Blackberry & Fig Jam Buns with Sour Cream Glaze RECIPE
*adapted from “Small Victories,” by Julia Turshen (her raspberry jam buns)
3/4 cup whole milk
2-1/4 teaspoon active dry yeast
3-1/4 cups all purpose flour
2 tablespoons granulated sugar
1 teaspoon kosher salt
4 tablespoons unsalted butter, at room temperature
2/3 cup seedless blackberry jam
2/3 cup fig preserves (store-bought)
1/4 cup confectioner’s sugar
1/2 cup sour cream
1 teaspoon pure vanilla extract
In a medium saucepan over medium heat, warm the milk until it is body temperature (you can also do this in the microwave). Transfer the milk to a large bowl and stir in the yeast. Let the mixture sit until the yeast has dissolved and looks a bit cloudy, about 5 minutes (looks for the bubbles that start to form on the surface – this is a good sign that it’s ready).
Crack one of the eggs into a small bowl and beat it. Add the beaten egg to the yeast-milk mixture, along with the flour, sugar, salt, and butter. Use a wooden spoon to mix everything together until the dough begins to pull away from the sides of the bowl. You can add a bit more flour if needed, to get it to pull away. Or alternatively, more milk if it seems too dry.

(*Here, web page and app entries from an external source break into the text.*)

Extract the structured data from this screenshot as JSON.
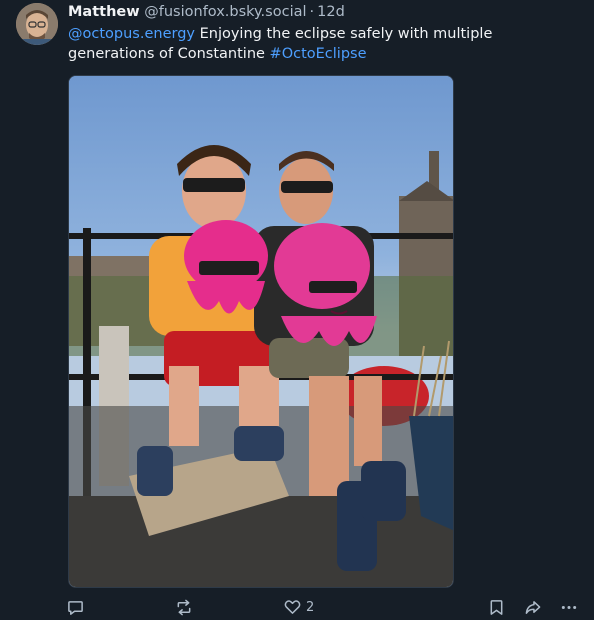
{
  "post": {
    "author": {
      "name": "Matthew",
      "handle": "@fusionfox.bsky.social",
      "separator": "·",
      "time": "12d",
      "avatar_icon": "user-avatar"
    },
    "text": {
      "mention": "@octopus.energy",
      "content": " Enjoying the eclipse safely with multiple generations of Constantine ",
      "hashtag": "#OctoEclipse"
    },
    "actions": {
      "reply_icon": "reply-icon",
      "repost_icon": "repost-icon",
      "like_icon": "heart-icon",
      "like_count": "2",
      "bookmark_icon": "bookmark-icon",
      "share_icon": "share-icon",
      "more_icon": "more-options-icon"
    }
  },
  "colors": {
    "background": "#161e27",
    "text": "#f1f3f5",
    "muted": "#aebbc9",
    "link": "#4d9fff"
  }
}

Transfer the dough to a lightly floured surface and shape it into a large ball. Knead the dough ball by pressing it with the heel of your hand and pushing it away from you, and then pulling it back, folding it back onto itself over and over again. Knead it until the surface is totally smooth and feels both solid and soft at the same time, about 5 minutes.

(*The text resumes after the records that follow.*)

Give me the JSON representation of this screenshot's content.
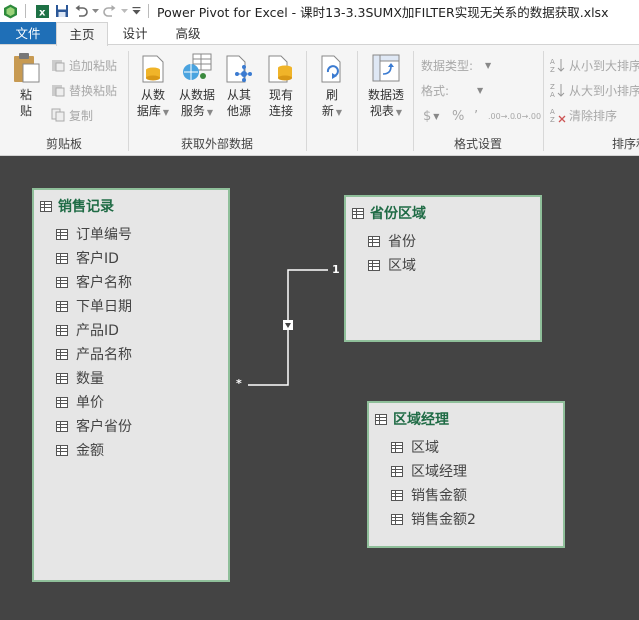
{
  "window": {
    "title": "Power Pivot for Excel - 课时13-3.3SUMX加FILTER实现无关系的数据获取.xlsx",
    "accent_color": "#1f6fb7"
  },
  "tabs": [
    {
      "label": "文件"
    },
    {
      "label": "主页"
    },
    {
      "label": "设计"
    },
    {
      "label": "高级"
    }
  ],
  "ribbon": {
    "clipboard": {
      "label": "剪贴板",
      "paste_line1": "粘",
      "paste_line2": "贴",
      "append_paste": "追加粘贴",
      "replace_paste": "替换粘贴",
      "copy": "复制"
    },
    "external": {
      "label": "获取外部数据",
      "from_db_line1": "从数",
      "from_db_line2": "据库",
      "from_service_line1": "从数据",
      "from_service_line2": "服务",
      "from_other_line1": "从其",
      "from_other_line2": "他源",
      "existing_line1": "现有",
      "existing_line2": "连接"
    },
    "refresh": {
      "line1": "刷",
      "line2": "新"
    },
    "pivot": {
      "line1": "数据透",
      "line2": "视表"
    },
    "format": {
      "label": "格式设置",
      "data_type": "数据类型:",
      "format": "格式:",
      "currency": "$",
      "percent": "%",
      "comma": "’",
      "inc_dec": ".00→.0",
      "dec_dec": ".0→.00"
    },
    "sort": {
      "label": "排序和",
      "asc": "从小到大排序",
      "desc": "从大到小排序",
      "clear": "清除排序"
    }
  },
  "diagram": {
    "tables": [
      {
        "name": "销售记录",
        "columns": [
          "订单编号",
          "客户ID",
          "客户名称",
          "下单日期",
          "产品ID",
          "产品名称",
          "数量",
          "单价",
          "客户省份",
          "金额"
        ]
      },
      {
        "name": "省份区域",
        "columns": [
          "省份",
          "区域"
        ]
      },
      {
        "name": "区域经理",
        "columns": [
          "区域",
          "区域经理",
          "销售金额",
          "销售金额2"
        ]
      }
    ],
    "relationship": {
      "one_label": "1",
      "many_label": "*"
    }
  }
}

Place the dough back in the bowl and cover with plastic wrap or a kitchen towel. Let it sit in the warmest spot in your kitchen until it has doubled in volume, about an hour.
Return the dough to the floured work surface and, using a floured rolling pin, roll it into a large rectangle that measures roughly 18″ X 12″. Combine the blackberry preserves and the fig jam together in a bowl and then spread the surface of the dough evenly with the jam mixture, leaving about a 1/2″ border. Now, starting with one of the long sides, roll the dough up tightly into a long (18″) log. Cut the log (or rope, if you don’t like the word log) into 12 slices.
I place my slices into a buttered or sprayed cast iron pan, but you can also place them onto a greased baking sheet (or you can use parchment paper). I like to squish them together a bit, keeping the jammy-spiraled sides facing up and facing all of the seams inward, to help them stay together while they bake. Cover with a kitchen towel and let them rise for one hour.
Meanwhile, preheat your oven to 350 degrees F (180 degrees C). Crack the remaining egg into a small bowl and beat it with 1 tablespoon of water. Uncover the buns and brush them with this egg mixture, all over their tops. Bake the buns for 25 – 30 minutes, until they are lightly golden brown.
While the buns are in the oven (!!), whisk together the confectioner’s sugar, sour cream, and vanilla. Drizzle this over the hot buns when they come out of the oven and serve right away. They’re best straight outta the oven!